In miscellaneous news on 6 December Bucharest was captured by the Germans, completing the virtual ruin of Romania. There was no actual capitulation, but more than two-thirds of the county was now occupied by the enemy and the army had almost vanished. The Romanian government had clearly made a dreadful mistake in going to war and in less than four months had lost their country and suffered 300,000 to 400,000 military casualties to the Germans’ 60,000. On the other hand, if the Allies won the war, Romania could expect territorial additions.
In France Robert Nivelle, fresh from his successes at Verdun, replaced Joffre on 12 December as Commander-in-Chief, just in time to face the mutinies of 1917. Joffre was made “General-in-Chief,” an office he soon discovered provided him with little real power. On the 26th he was made a Marshal of France, which may have taken some of the sting out of being demoted.
Finally, Russia. On 2 December the government announced that the Allies had confirmed Russia’s right to Constantinople and the Straights, and about a week later the Murmansk railroad was completed, making it much easier for the Allies to supply the under-industrialized country. None of this mattered, though, since the Russian armies were crumbling, and the smell of revolution was definitely in the air.
Nor did the most famous event of December 1916 matter: the assassination of Grigori Rasputin. In the course of 1916 the grip of the alleged monk on the Czar and Czarina had been steadily growing, fueling popular dissent against the incompetent Nicholas, who was believed to be controlled by his wife (he was), who in turn was controlled by Rasputin (she was). The fact that Alexandra was German (a daughter of Grand Duke Louis IV of Hesse and Princess Alice, daughter of Queen Victoria) certainly did not help.
A conspiracy led by Prince Felix Yusupov, nephew-in-law of the Czar, was formed to eliminate Rasputin; other prominent members were Vladimir Purishkevich, a popular right-wing politician, and Grand Duke Dmitri Pavlovich. Cultivated for weeks by the Prince, Rasputin was invited to a midnight gathering in a furnished basement room in the Yusupov Palace in St. Petersburg, lured on by the promise of women, especially Yusupov’s wife, who in fact was in the Crimea.

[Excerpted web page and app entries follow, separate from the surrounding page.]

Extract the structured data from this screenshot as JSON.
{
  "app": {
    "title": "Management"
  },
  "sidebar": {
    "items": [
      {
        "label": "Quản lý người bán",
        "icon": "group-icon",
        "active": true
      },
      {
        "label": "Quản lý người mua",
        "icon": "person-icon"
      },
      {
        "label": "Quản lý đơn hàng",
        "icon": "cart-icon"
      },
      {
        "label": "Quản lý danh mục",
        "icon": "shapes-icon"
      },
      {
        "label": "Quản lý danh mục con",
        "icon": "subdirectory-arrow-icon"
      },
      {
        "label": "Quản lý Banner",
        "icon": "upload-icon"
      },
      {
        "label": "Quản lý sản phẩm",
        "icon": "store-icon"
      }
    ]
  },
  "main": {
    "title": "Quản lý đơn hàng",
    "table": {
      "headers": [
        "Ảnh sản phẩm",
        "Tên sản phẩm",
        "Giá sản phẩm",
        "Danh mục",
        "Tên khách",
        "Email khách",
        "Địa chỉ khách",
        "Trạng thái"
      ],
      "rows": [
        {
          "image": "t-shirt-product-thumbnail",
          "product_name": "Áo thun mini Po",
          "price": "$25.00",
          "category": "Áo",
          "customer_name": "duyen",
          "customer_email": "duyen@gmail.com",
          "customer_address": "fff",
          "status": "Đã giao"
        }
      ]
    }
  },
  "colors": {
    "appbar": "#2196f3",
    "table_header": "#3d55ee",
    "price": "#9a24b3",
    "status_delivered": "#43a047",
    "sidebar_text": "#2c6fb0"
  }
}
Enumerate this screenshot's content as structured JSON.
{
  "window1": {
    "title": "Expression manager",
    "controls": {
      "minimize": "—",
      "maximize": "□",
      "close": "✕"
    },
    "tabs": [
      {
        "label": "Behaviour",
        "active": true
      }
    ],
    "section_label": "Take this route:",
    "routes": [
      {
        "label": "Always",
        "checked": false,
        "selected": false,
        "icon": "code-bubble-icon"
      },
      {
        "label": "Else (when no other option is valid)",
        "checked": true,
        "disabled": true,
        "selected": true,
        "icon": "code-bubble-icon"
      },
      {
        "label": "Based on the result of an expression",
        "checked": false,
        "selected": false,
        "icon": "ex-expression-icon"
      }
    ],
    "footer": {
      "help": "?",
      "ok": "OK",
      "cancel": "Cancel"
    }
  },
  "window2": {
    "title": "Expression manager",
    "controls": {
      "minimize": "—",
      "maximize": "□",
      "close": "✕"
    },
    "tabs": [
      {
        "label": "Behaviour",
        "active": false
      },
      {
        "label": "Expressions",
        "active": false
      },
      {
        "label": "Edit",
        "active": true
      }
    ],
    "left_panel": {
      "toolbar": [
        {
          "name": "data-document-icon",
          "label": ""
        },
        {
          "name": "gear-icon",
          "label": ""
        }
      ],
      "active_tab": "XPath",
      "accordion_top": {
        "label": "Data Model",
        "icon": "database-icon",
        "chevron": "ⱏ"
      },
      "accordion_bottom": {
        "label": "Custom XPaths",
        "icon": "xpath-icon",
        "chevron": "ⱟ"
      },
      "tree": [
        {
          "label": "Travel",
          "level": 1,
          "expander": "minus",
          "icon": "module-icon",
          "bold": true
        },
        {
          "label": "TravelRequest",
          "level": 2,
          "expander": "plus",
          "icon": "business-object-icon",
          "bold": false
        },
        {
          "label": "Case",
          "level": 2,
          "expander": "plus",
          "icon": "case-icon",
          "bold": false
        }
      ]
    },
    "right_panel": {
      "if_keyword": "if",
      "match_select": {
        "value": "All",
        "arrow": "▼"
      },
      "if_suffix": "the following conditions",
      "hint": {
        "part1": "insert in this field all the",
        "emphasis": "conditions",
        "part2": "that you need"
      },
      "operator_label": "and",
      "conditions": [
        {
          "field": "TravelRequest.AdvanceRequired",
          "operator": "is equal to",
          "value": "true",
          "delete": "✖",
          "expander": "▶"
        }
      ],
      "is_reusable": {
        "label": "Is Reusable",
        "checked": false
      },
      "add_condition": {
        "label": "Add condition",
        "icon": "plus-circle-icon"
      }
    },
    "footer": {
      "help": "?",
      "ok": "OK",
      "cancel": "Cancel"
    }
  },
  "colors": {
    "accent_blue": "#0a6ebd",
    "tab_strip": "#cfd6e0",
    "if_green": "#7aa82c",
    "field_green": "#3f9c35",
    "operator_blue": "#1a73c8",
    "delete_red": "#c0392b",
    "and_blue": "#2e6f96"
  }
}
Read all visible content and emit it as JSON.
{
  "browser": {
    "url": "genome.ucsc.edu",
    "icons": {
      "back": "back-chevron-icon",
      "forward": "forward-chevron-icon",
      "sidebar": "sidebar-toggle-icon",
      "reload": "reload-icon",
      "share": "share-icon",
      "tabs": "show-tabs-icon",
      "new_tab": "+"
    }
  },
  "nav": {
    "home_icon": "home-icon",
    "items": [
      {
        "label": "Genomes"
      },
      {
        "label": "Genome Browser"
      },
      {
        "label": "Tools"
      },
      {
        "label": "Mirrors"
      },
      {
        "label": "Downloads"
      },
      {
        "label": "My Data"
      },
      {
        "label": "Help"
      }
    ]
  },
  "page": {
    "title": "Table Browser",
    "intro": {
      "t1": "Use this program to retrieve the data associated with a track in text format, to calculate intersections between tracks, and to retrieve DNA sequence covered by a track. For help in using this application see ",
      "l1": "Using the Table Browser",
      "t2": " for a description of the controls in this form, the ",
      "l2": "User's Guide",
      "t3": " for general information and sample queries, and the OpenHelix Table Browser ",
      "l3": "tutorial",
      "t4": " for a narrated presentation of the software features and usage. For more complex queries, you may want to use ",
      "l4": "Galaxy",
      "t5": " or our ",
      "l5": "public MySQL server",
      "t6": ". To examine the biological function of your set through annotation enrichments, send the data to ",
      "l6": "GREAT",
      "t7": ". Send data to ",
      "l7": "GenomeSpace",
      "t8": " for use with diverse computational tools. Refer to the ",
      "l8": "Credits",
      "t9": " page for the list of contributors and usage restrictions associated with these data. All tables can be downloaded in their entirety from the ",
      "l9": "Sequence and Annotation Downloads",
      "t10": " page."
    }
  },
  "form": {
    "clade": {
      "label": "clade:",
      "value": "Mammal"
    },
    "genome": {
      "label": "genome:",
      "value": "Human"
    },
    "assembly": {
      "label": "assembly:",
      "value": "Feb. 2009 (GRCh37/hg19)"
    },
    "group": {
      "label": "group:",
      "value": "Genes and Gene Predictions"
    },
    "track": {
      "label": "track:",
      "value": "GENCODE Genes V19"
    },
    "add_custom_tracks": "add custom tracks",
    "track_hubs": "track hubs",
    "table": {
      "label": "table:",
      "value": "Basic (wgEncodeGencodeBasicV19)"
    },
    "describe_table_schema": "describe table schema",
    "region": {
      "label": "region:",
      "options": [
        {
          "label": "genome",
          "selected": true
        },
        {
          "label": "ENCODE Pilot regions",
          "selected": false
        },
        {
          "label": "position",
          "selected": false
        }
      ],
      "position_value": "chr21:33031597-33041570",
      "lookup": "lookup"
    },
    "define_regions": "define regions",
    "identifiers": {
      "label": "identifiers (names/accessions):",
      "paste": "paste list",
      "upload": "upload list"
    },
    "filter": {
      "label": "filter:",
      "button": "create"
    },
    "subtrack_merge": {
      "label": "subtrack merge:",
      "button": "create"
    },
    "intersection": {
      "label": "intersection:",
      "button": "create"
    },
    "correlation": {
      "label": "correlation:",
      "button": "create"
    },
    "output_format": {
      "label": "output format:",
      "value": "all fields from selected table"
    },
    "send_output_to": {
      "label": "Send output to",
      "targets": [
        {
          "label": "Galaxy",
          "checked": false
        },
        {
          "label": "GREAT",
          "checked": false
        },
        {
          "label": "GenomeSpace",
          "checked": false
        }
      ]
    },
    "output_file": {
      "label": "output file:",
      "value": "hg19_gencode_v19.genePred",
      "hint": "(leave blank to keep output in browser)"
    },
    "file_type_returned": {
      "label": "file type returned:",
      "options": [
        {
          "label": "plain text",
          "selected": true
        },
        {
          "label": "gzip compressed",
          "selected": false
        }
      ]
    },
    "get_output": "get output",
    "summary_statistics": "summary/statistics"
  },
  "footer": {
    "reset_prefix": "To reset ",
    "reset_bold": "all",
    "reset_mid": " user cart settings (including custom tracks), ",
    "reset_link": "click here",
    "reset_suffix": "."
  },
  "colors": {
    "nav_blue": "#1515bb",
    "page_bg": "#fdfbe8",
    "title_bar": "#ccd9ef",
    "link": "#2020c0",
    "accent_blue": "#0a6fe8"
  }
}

Since the murder immediately moved into the realm of legend, the story confused by conflicting accounts by the participants, it is impossible to know exactly what happened the night of 29/30 December (16/17 by the Russian calendar). Once there Rasputin was supposedly fed pastries loaded with potassium cyanide, since shots might have been heard, but there are problems with this story, the main ones being that Rasputin did not die and the autopsy found no cyanide (the autopsy report is missing). It has been suggested that the poison may have been ineffective because the monk’s stomach acidity was not high enough to alter the potassium cyanide into its deadly form, hydrogen cyanide, but in fact Rasputin seems to have been troubled by stomach acidity.
In any case, poison or no poison, Yusupov shot Rasputin in the chest and he fell to the floor, only to open his eyes a while later and run up the stairs and into a courtyard. There he was shot in the back by Purishkevich and fell into the snow, and one of the two then put a bullet in his forehead. They wrapped the body in a cloth, drove to the Malaya Nevka River and threw the corpse off the Bolshoy Petrovsky bridge into a hole in the ice. According to the lost autopsy report, he was already dead from the bullet to the head. Because of clues left behind (the assassins were hardly professionals), the body was found two days later, and early in January Yusupov and Pavlovich were sent into exile without investigation or trial; no others were punished.